I took a stab at implementing a channel future as below. This implementation creates an anonymous object that implements
clojure.lang.IDeref (for @ support) using
reify. It closes over two things: 1) the result (a seq of the remaining items in the channel) at the time channel is sealed and 2) a CountDownLatch used to notify and threads waiting for the result.
The crux of this is adding a listener to the channel for the sealed event using on-sealed. This listener waits until the channel is sealed, then extracts the seq from the channel and sets it as the result. Then it counts down on the latch, waking up all awaiting listeners.
It took me quite a while to internalize the sealed/closed difference. The current model of a channel’s state is:
open -> CLOSE -> sealed -> EMPTY -> closed
The lower case words are states and the UPPER case words are events that move between them. The CLOSE event happens when a producer calls (close) on the channel. At that point, the channel is sealed and no more items can be added to channel but the existing items have not (necessarily) yet been removed from the channel by the consumer. When the consumer reads all data from the channel, it then becomes closed. I think the confusing part of this is that the (close) action takes you to the sealed state not the closed state (and fires on-sealed callbacks, not necessarily on-closed callbacks). I think the states and actions make sense, but I would prefer names like:
open -> CLOSE -> closed -> EMPTY -> drained
so that the close action takes you to a closed state and fire on-closed callbacks while emptying the closed channel would go to a drained state and fire on-drained callbacks. Just a thought.
Here’s the code:

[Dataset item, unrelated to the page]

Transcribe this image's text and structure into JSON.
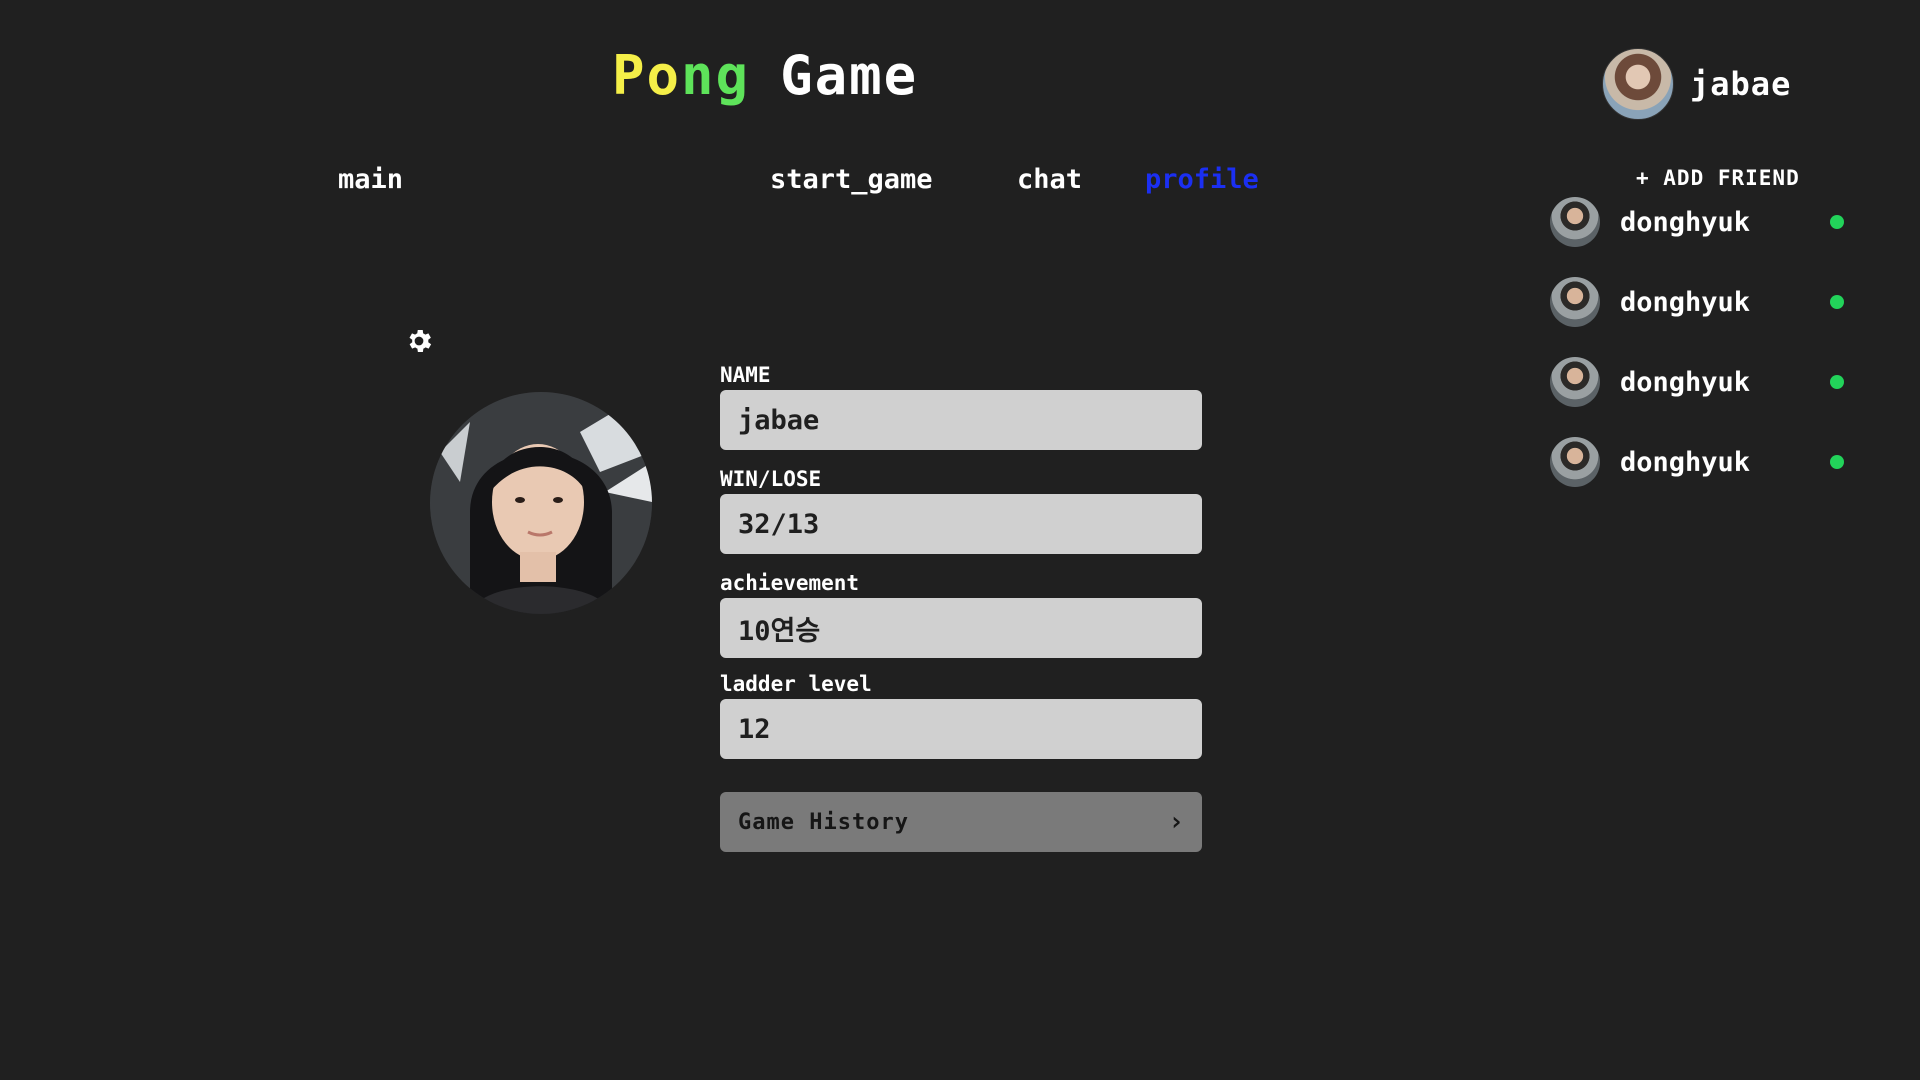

(defn channel-future "Takes a Channel and returns a Future that can be used to obtain a seq of the results on the channel when the channel is sealed. Cancellation is not supported." [channel] (let [result (atom nil) latch (CountDownLatch. 1)] (ch/on-sealed channel (fn  (reset! result (ch/channel-seq channel)) (.countDown latch))) (reify Future (isDone [this] (boolean @result)) (get [this] (.await latch) @result) (get [this timeout unit] (.await latch timeout unit) @result) (isCancelled [this] false) (cancel [this may-interrupt] (throw (UnsupportedOperationException. "Channel Futures don't support cancellation."))) clojure.lang.IDeref (deref [this] (.get this)))))

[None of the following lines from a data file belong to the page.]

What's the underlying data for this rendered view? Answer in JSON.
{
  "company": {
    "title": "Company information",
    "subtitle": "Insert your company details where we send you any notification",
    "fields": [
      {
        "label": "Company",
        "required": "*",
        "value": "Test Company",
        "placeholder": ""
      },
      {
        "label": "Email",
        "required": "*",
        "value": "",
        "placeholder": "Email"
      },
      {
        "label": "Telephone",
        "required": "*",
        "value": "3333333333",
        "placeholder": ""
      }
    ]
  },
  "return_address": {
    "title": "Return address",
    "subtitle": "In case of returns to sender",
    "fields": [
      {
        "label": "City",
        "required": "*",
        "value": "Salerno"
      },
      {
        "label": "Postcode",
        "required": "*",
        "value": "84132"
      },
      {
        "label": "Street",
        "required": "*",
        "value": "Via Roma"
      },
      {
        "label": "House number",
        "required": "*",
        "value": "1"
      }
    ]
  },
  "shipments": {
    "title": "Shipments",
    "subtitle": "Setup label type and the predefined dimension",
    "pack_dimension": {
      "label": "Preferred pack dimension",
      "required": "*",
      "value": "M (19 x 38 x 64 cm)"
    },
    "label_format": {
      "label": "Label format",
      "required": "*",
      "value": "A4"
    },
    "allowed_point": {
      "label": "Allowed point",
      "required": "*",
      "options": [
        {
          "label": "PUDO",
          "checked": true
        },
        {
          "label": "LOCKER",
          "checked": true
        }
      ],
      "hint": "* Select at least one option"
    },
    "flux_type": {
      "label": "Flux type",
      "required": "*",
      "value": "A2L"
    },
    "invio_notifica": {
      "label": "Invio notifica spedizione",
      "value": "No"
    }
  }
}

Callers can use the built-in Clojure api for Futures as follows:
(deftest test-channel-future (let [ c (ch/channel) f (channel-future c) r (ref false)] (is (future? f)) (is (not (future-cancelled? f))) (is (not (future-done? f))) (ch/enqueue c 1 2 3) (is (not (future-done? f))) (ch/close c) (is (future-done? f)) (is (= [1 2 3] @f))))
UPDATE: Zach provided a much simpler solution to this need. Use reduce* to collect all results from the channel and return when sealed, then use wait-for-message to block on the result, and make something you can carry around using future:

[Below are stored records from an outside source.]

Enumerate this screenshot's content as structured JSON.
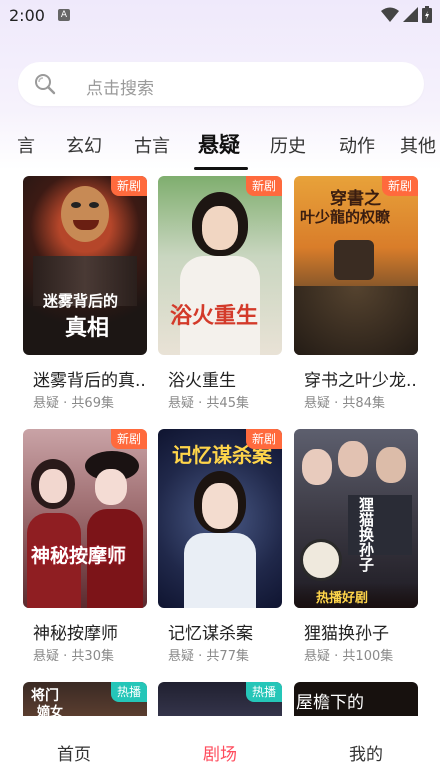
{
  "status_bar": {
    "time": "2:00",
    "notification_letter": "A"
  },
  "search": {
    "placeholder": "点击搜索"
  },
  "tabs": [
    {
      "label": "言"
    },
    {
      "label": "玄幻"
    },
    {
      "label": "古言"
    },
    {
      "label": "悬疑",
      "active": true
    },
    {
      "label": "历史"
    },
    {
      "label": "动作"
    },
    {
      "label": "其他"
    }
  ],
  "badges": {
    "new": "新剧",
    "hot": "热播"
  },
  "dramas": [
    {
      "title": "迷雾背后的真..",
      "genre": "悬疑",
      "episodes": "共69集",
      "badge": "新剧",
      "cover_text": [
        "迷雾背后的",
        "真相"
      ]
    },
    {
      "title": "浴火重生",
      "genre": "悬疑",
      "episodes": "共45集",
      "badge": "新剧",
      "cover_text": [
        "浴火重生"
      ]
    },
    {
      "title": "穿书之叶少龙..",
      "genre": "悬疑",
      "episodes": "共84集",
      "badge": "新剧",
      "cover_text": [
        "穿書之",
        "叶少龍的权瞭"
      ]
    },
    {
      "title": "神秘按摩师",
      "genre": "悬疑",
      "episodes": "共30集",
      "badge": "新剧",
      "cover_text": [
        "神秘按摩师"
      ]
    },
    {
      "title": "记忆谋杀案",
      "genre": "悬疑",
      "episodes": "共77集",
      "badge": "新剧",
      "cover_text": [
        "记忆谋杀案"
      ]
    },
    {
      "title": "狸猫换孙子",
      "genre": "悬疑",
      "episodes": "共100集",
      "badge": "",
      "cover_text": [
        "狸猫换孙子",
        "热播好剧"
      ]
    },
    {
      "title": "",
      "genre": "",
      "episodes": "",
      "badge": "热播",
      "cover_text": [
        "将门",
        "嫡女"
      ]
    },
    {
      "title": "",
      "genre": "",
      "episodes": "",
      "badge": "热播",
      "cover_text": []
    },
    {
      "title": "",
      "genre": "",
      "episodes": "",
      "badge": "",
      "cover_text": [
        "屋檐下的"
      ]
    }
  ],
  "bottom_nav": [
    {
      "label": "首页"
    },
    {
      "label": "剧场",
      "active": true
    },
    {
      "label": "我的"
    }
  ],
  "colors": {
    "accent": "#ff4b5c",
    "badge_new": "#ff6a3d",
    "badge_hot": "#25c6b8"
  }
}
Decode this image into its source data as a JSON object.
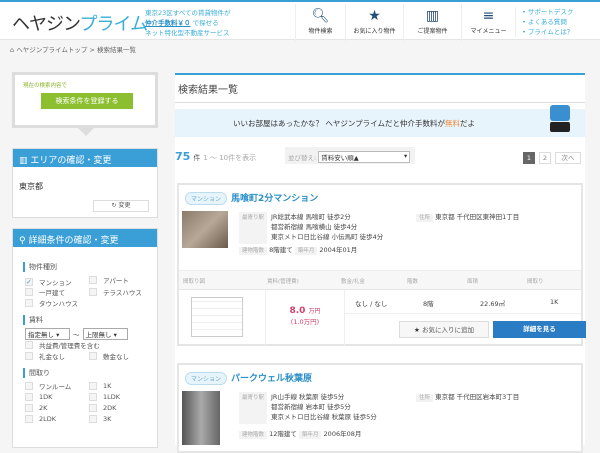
{
  "header": {
    "logo_a": "ヘヤジン",
    "logo_b": "プライム",
    "tagline1": "東京23区すべての賃貸物件が",
    "tagline2a": "仲介手数料￥０",
    "tagline2b": "で探せる",
    "tagline3": "ネット特化型不動産サービス",
    "nav": [
      {
        "icon": "search-icon",
        "glyph": "🔍︎",
        "label": "物件検索"
      },
      {
        "icon": "star-icon",
        "glyph": "★",
        "label": "お気に入り物件"
      },
      {
        "icon": "building-icon",
        "glyph": "▥",
        "label": "ご提案物件"
      },
      {
        "icon": "menu-icon",
        "glyph": "≡",
        "label": "マイメニュー"
      }
    ],
    "links": [
      "サポートデスク",
      "よくある質問",
      "プライムとは？"
    ]
  },
  "breadcrumb": {
    "home": "ヘヤジンプライムトップ",
    "sep": ">",
    "current": "検索結果一覧"
  },
  "sidebar": {
    "save_label": "現在の検索内容で",
    "save_button": "検索条件を登録する",
    "area_title": "エリアの確認・変更",
    "area_value": "東京都",
    "change_button": "変更",
    "detail_title": "詳細条件の確認・変更",
    "type_title": "物件種別",
    "types": [
      {
        "label": "マンション",
        "checked": true
      },
      {
        "label": "アパート",
        "checked": false
      },
      {
        "label": "一戸建て",
        "checked": false
      },
      {
        "label": "テラスハウス",
        "checked": false
      },
      {
        "label": "タウンハウス",
        "checked": false
      }
    ],
    "rent_title": "賃料",
    "rent_min": "指定無し",
    "rent_tilde": "～",
    "rent_max": "上限無し",
    "rent_opts": [
      "共益費/管理費を含む",
      "礼金なし",
      "敷金なし"
    ],
    "layout_title": "間取り",
    "layouts": [
      "ワンルーム",
      "1K",
      "1DK",
      "1LDK",
      "2K",
      "2DK",
      "2LDK",
      "3K"
    ]
  },
  "main": {
    "title": "検索結果一覧",
    "banner_a": "いいお部屋はあったかな？ ヘヤジンプライムだと仲介手数料が",
    "banner_b": "無料",
    "banner_c": "だよ",
    "count": "75",
    "count_unit": "件",
    "range": "1 ～ 10件を表示",
    "sort_label": "並び替え:",
    "sort_value": "賃料安い順▲",
    "pages": [
      "1",
      "2"
    ],
    "next": "次へ",
    "col_headers": [
      "間取り図",
      "賃料(管理費)",
      "敷金/礼金",
      "階数",
      "面積",
      "間取り"
    ],
    "fav_button": "お気に入りに追加",
    "detail_button": "詳細を見る",
    "labels": {
      "station": "最寄り駅",
      "address": "住所",
      "floors": "建物階数",
      "built": "築年月"
    },
    "listings": [
      {
        "type": "マンション",
        "name": "馬喰町2分マンション",
        "stations": [
          "JR総武本線 馬喰町 徒歩2分",
          "都営新宿線 馬喰横山 徒歩4分",
          "東京メトロ日比谷線 小伝馬町 徒歩4分"
        ],
        "address": "東京都 千代田区東神田1丁目",
        "floors": "8階建て",
        "built": "2004年01月",
        "rent": "8.0",
        "rent_unit": "万円",
        "fee": "(1.0万円)",
        "deposit": "なし / なし",
        "floor": "8階",
        "area": "22.69㎡",
        "layout": "1K"
      },
      {
        "type": "マンション",
        "name": "パークウェル秋葉原",
        "stations": [
          "JR山手線 秋葉原 徒歩5分",
          "都営新宿線 岩本町 徒歩5分",
          "東京メトロ日比谷線 秋葉原 徒歩5分"
        ],
        "address": "東京都 千代田区岩本町3丁目",
        "floors": "12階建て",
        "built": "2006年08月"
      }
    ]
  }
}
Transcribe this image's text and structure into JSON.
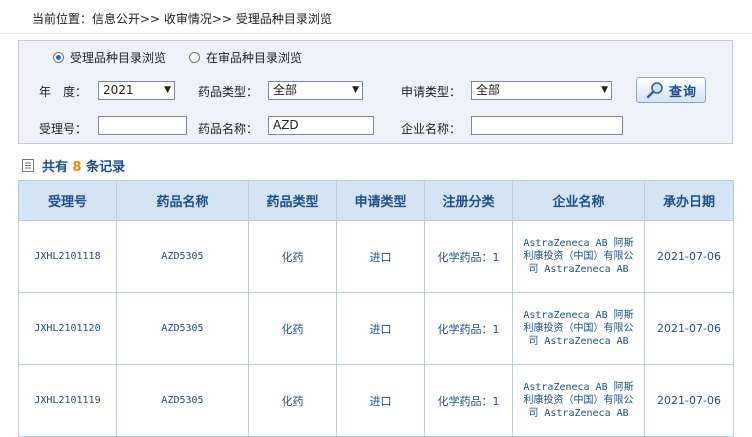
{
  "breadcrumb": "当前位置：信息公开>> 收审情况>> 受理品种目录浏览",
  "filters": {
    "radio_accepted": "受理品种目录浏览",
    "radio_review": "在审品种目录浏览",
    "year_label": "年　度：",
    "year_value": "2021",
    "drug_type_label": "药品类型：",
    "drug_type_value": "全部",
    "apply_type_label": "申请类型：",
    "apply_type_value": "全部",
    "accept_no_label": "受理号：",
    "accept_no_value": "",
    "drug_name_label": "药品名称：",
    "drug_name_value": "AZD",
    "company_label": "企业名称：",
    "company_value": "",
    "search_button": "查询"
  },
  "summary": {
    "prefix": "共有",
    "count": "8",
    "suffix": "条记录"
  },
  "table": {
    "headers": [
      "受理号",
      "药品名称",
      "药品类型",
      "申请类型",
      "注册分类",
      "企业名称",
      "承办日期"
    ],
    "rows": [
      [
        "JXHL2101118",
        "AZD5305",
        "化药",
        "进口",
        "化学药品：1",
        "AstraZeneca AB 阿斯利康投资（中国）有限公司 AstraZeneca AB",
        "2021-07-06"
      ],
      [
        "JXHL2101120",
        "AZD5305",
        "化药",
        "进口",
        "化学药品：1",
        "AstraZeneca AB 阿斯利康投资（中国）有限公司 AstraZeneca AB",
        "2021-07-06"
      ],
      [
        "JXHL2101119",
        "AZD5305",
        "化药",
        "进口",
        "化学药品：1",
        "AstraZeneca AB 阿斯利康投资（中国）有限公司 AstraZeneca AB",
        "2021-07-06"
      ]
    ]
  }
}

(defn channel-results [ch] (reduce* conj  ch)) (future (wait-for-message (channel-results ch)))